It wasn't done viciously, I sat him down and very firmly explained why he shouldn't do it, and if did again, I would have to show him what it felt like. True to form, he bit again (another child, quite badly sad) so I carried out my threat. I didn't break the skin, no blood or anything that extreme, but it did hurt him a bit (not enough for him to even cry) and it made him realise what he'd been inflicting on others. I asked him to imagine what it felt like when it was 10 times worse. He NEVER bit again.

Alibabaandthe40nappies Tue 26-Mar-13 18:29:42

20 months old and running off is totally within the bounds of normal. DS1 used to do this until he was almost 4! DS2 is not quite 2 and he never runs off, bizarrely.

The biting is more difficult. DS1 used to be a biter, and he actually bit someone in his first week of school. I was mortified but school obviously dealt with it really well, because he has never bitten since.

hillyhilly Tue 26-Mar-13 20:35:55

You can't ever ignore the biting I don't think. You need to deal with your dd because he is learning from her. (Would she respond to that as a reason not to do it?). His behaviour sounds pretty normal, some kids wait nicely, some run.

montmartre Tue 26-Mar-13 21:01:03

I have a biter, he's just turned 4, and as you say, he only ever bites DH and me, and in frustration or anger. He is a very closed child, doesn't share his feelings much, so it's hard to get him to talk about things that are upsetting him, to dispel that anger. It doesn't help that he still sucks/chews toys, necklines of his clothes, cuddlies, etc.

I don't have any answers I'm afraid, but I wanted you to know you're not the only family struggling with this, and I understand how hard it can be at times. thanks
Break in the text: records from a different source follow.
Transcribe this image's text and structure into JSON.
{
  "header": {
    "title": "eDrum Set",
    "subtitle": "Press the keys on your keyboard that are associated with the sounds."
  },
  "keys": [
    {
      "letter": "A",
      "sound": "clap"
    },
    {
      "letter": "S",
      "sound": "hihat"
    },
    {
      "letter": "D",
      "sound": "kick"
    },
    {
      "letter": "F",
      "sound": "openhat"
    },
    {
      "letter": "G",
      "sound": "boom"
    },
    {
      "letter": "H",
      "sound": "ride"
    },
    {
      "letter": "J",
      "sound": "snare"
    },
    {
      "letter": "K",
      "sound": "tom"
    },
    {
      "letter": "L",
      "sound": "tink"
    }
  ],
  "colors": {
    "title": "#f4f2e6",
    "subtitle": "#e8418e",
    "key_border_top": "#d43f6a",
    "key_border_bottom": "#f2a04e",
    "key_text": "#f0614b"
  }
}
DitaVonCheese Fri 05-Apr-13 23:49:19

Thanks all.

When I said I was working on ignoring the biting, I meant as a strategy, not just doing anything about it. For context, before starting this thread I read through lots of old ones on MN and ignoring so child isn't getting attention as a result of biting seemed to be popular. I think for DS definitely it is an attention thing a lot of the time ... though replying to this thread has made me realise that actually <touch wood> he doesn't seem to have bitten for a while (after a couple of hideously embarrassing toddler groups the week before Easter sad).

When he bites I remove him from whoever he's biting and tell him no very firmly, that we don't bite, making eye contact if I can (he generally won't look at me).

DD only ever bites me, DH or DS so school will hopefully not be an issue. I tend to shriek at her, because it really pushes my buttons (as does spitting, which she's also a bugger for at the moment sad) hence my plan of reacting more calmly. We don't really do rewards charts/naughty step etc.

Join the discussion

Join the discussion

Registering is free, easy, and means you can join in the discussion, get discounts, win prizes and lots more.

Register now